- [TASK ITEM] Could you copy each line of the entries that contains "Yard"?

- [SOURCE INFORMATION]
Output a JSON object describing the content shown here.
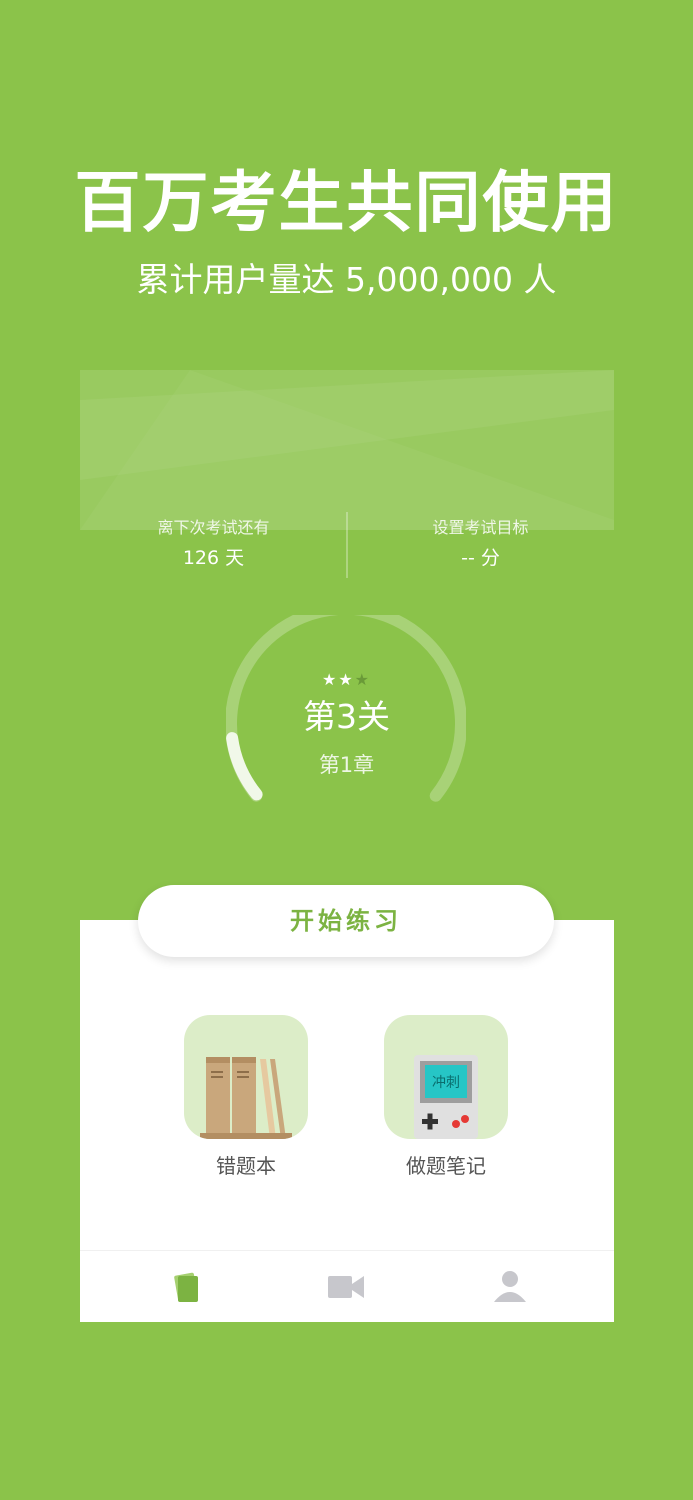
{
  "promo": {
    "headline": "百万考生共同使用",
    "subline": "累计用户量达 5,000,000 人"
  },
  "stats": {
    "countdown_label": "离下次考试还有",
    "countdown_value": "126 天",
    "goal_label": "设置考试目标",
    "goal_value": "-- 分"
  },
  "progress": {
    "stars": "★★",
    "stars_off": "★",
    "stars_total": 3,
    "stars_earned": 2,
    "level": "第3关",
    "chapter": "第1章",
    "gauge_fraction": 0.12
  },
  "actions": {
    "start_label": "开始练习",
    "tiles": [
      {
        "label": "错题本",
        "icon": "bookshelf-icon"
      },
      {
        "label": "做题笔记",
        "icon": "gameboy-icon",
        "icon_text": "冲刺"
      }
    ]
  },
  "tabbar": {
    "items": [
      {
        "icon": "cards-icon",
        "active": true
      },
      {
        "icon": "video-camera-icon",
        "active": false
      },
      {
        "icon": "user-icon",
        "active": false
      }
    ]
  },
  "colors": {
    "background": "#8bc34a",
    "accent": "#7cb342",
    "tile_bg": "#dcedc8",
    "tab_inactive": "#c7c7cc"
  }
}
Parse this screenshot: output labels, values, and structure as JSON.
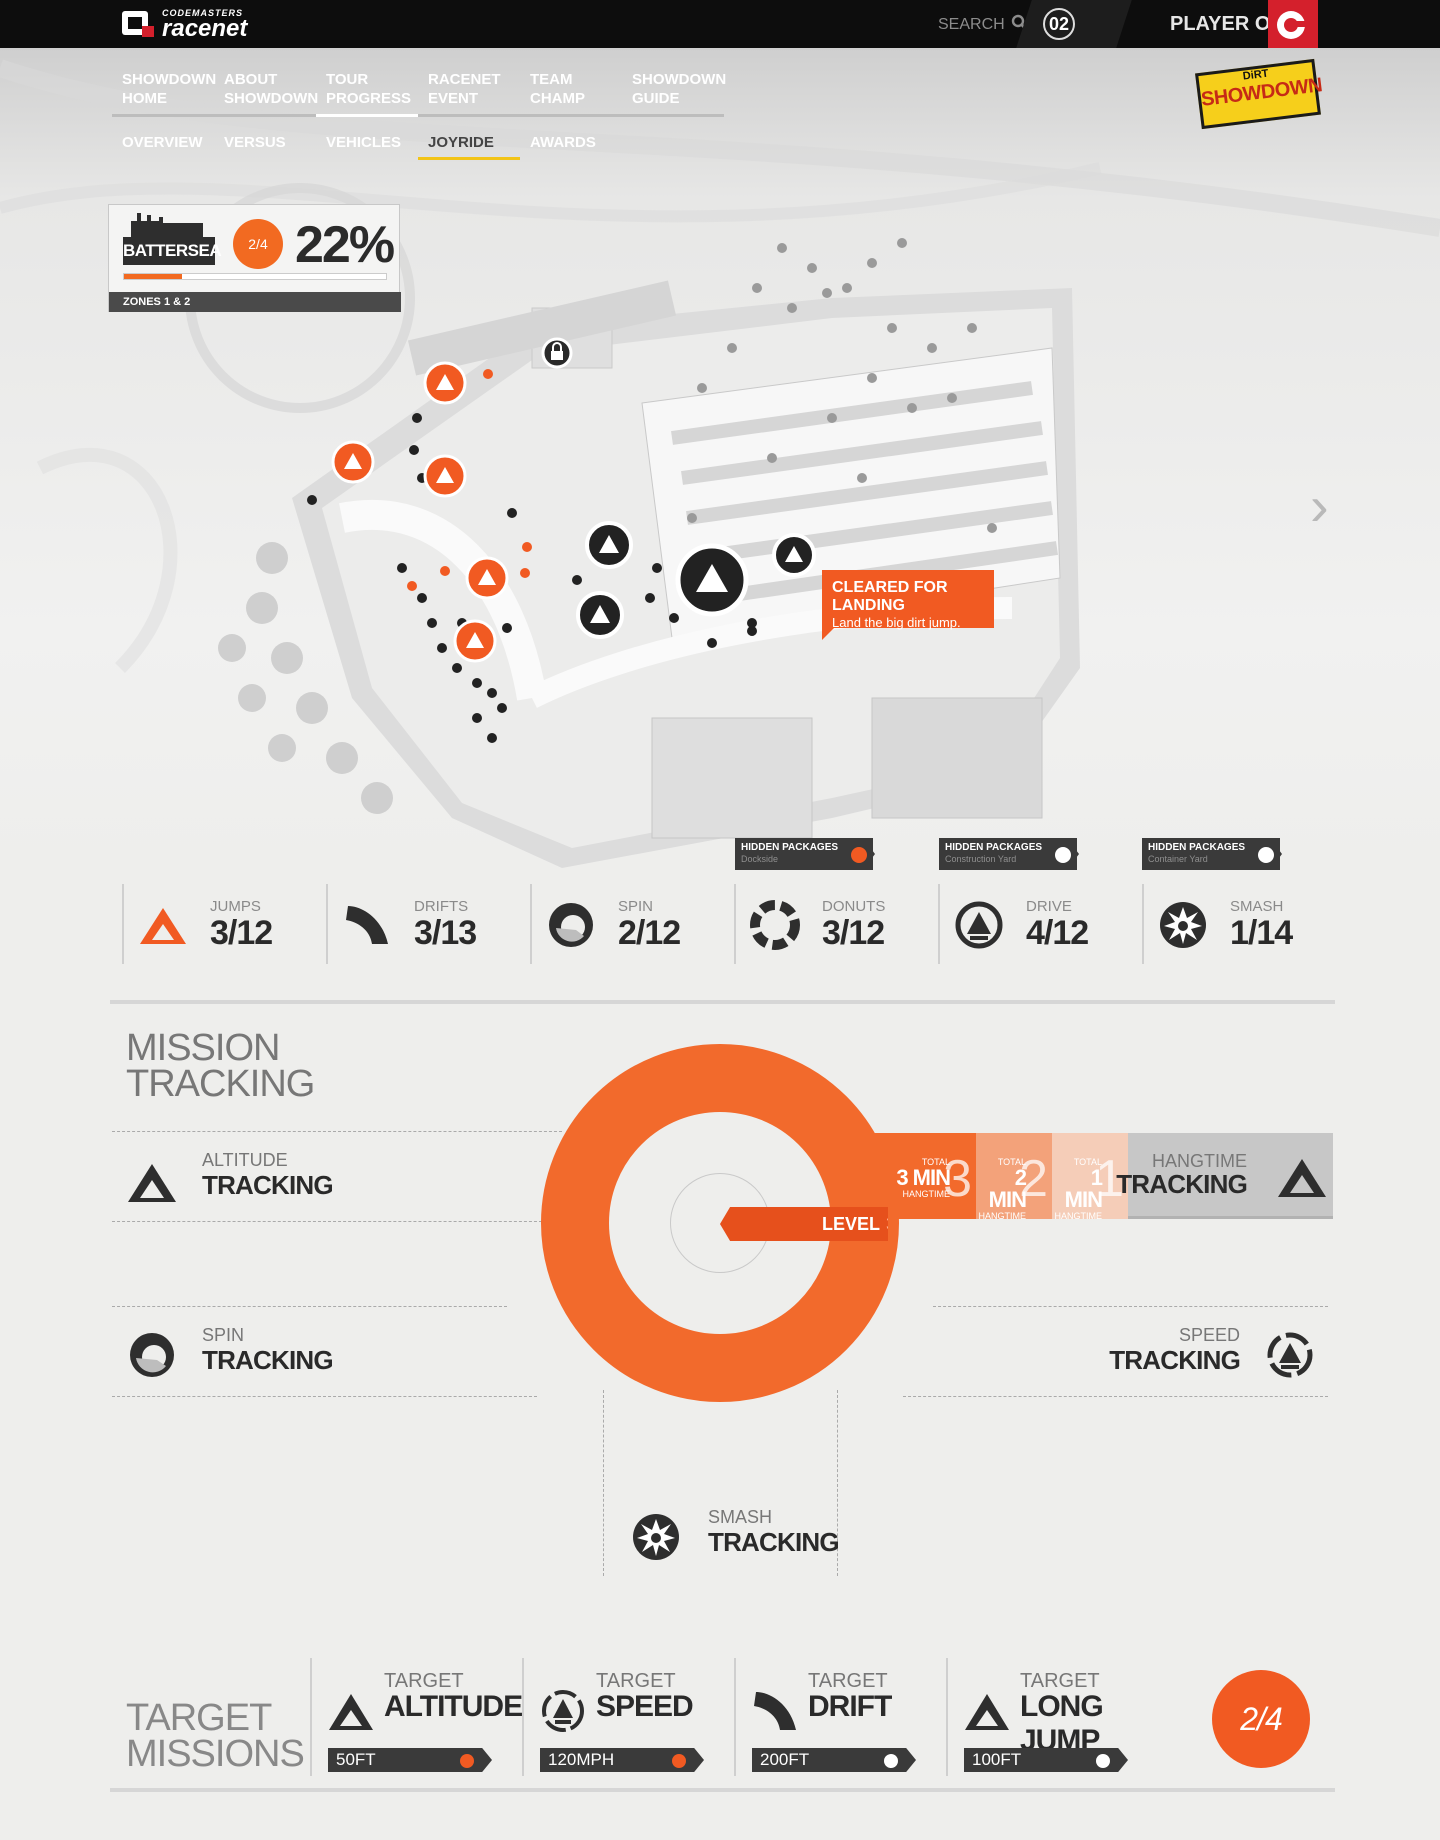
{
  "header": {
    "brand_small": "CODEMASTERS",
    "brand_big": "racenet",
    "search_label": "SEARCH",
    "level_badge": "02",
    "player_name": "PLAYER ONE"
  },
  "nav": {
    "primary": [
      {
        "line1": "SHOWDOWN",
        "line2": "HOME"
      },
      {
        "line1": "ABOUT",
        "line2": "SHOWDOWN"
      },
      {
        "line1": "TOUR",
        "line2": "PROGRESS"
      },
      {
        "line1": "RACENET",
        "line2": "EVENT"
      },
      {
        "line1": "TEAM",
        "line2": "CHAMP"
      },
      {
        "line1": "SHOWDOWN",
        "line2": "GUIDE"
      }
    ],
    "secondary": [
      "OVERVIEW",
      "VERSUS",
      "VEHICLES",
      "JOYRIDE",
      "AWARDS"
    ],
    "game_logo_top": "DiRT",
    "game_logo_bottom": "SHOWDOWN"
  },
  "location": {
    "name": "BATTERSEA",
    "count": "2/4",
    "percent": "22%",
    "progress": 0.22,
    "zones": "ZONES 1 & 2"
  },
  "callout": {
    "title": "CLEARED FOR LANDING",
    "subtitle": "Land the big dirt jump."
  },
  "stats": [
    {
      "label": "JUMPS",
      "value": "3/12",
      "icon": "jump-icon"
    },
    {
      "label": "DRIFTS",
      "value": "3/13",
      "icon": "drift-icon"
    },
    {
      "label": "SPIN",
      "value": "2/12",
      "icon": "spin-icon"
    },
    {
      "label": "DONUTS",
      "value": "3/12",
      "icon": "donut-icon"
    },
    {
      "label": "DRIVE",
      "value": "4/12",
      "icon": "drive-icon"
    },
    {
      "label": "SMASH",
      "value": "1/14",
      "icon": "smash-icon"
    }
  ],
  "hidden_packages": [
    {
      "title": "HIDDEN PACKAGES",
      "area": "Dockside",
      "found": true
    },
    {
      "title": "HIDDEN PACKAGES",
      "area": "Construction Yard",
      "found": false
    },
    {
      "title": "HIDDEN PACKAGES",
      "area": "Container Yard",
      "found": false
    }
  ],
  "mission_tracking": {
    "title_line1": "MISSION",
    "title_line2": "TRACKING",
    "altitude": {
      "sub": "ALTITUDE",
      "main": "TRACKING"
    },
    "spin": {
      "sub": "SPIN",
      "main": "TRACKING"
    },
    "speed": {
      "sub": "SPEED",
      "main": "TRACKING"
    },
    "smash": {
      "sub": "SMASH",
      "main": "TRACKING"
    },
    "hangtime": {
      "sub": "HANGTIME",
      "main": "TRACKING"
    },
    "level_label": "LEVEL",
    "level_value": "3",
    "hangtime_levels": [
      {
        "total": "TOTAL",
        "time": "3 MIN",
        "caption": "HANGTIME",
        "level": "3",
        "color": "#f26a2c"
      },
      {
        "total": "TOTAL",
        "time": "2 MIN",
        "caption": "HANGTIME",
        "level": "2",
        "color": "#f3a27a"
      },
      {
        "total": "TOTAL",
        "time": "1 MIN",
        "caption": "HANGTIME",
        "level": "1",
        "color": "#f5cdb8"
      }
    ]
  },
  "target_missions": {
    "title_line1": "TARGET",
    "title_line2": "MISSIONS",
    "items": [
      {
        "target": "TARGET",
        "name": "ALTITUDE",
        "value": "50FT",
        "done": true
      },
      {
        "target": "TARGET",
        "name": "SPEED",
        "value": "120MPH",
        "done": true
      },
      {
        "target": "TARGET",
        "name": "DRIFT",
        "value": "200FT",
        "done": false
      },
      {
        "target": "TARGET",
        "name": "LONG JUMP",
        "value": "100FT",
        "done": false
      }
    ],
    "progress": "2/4"
  },
  "colors": {
    "accent": "#f15a22",
    "dark": "#2b2b2b",
    "nav_active_underline": "#f2c417"
  }
}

- [SOLVED EXERCISE]
      "area": "Construction Yard",
      "area": "Container Yard",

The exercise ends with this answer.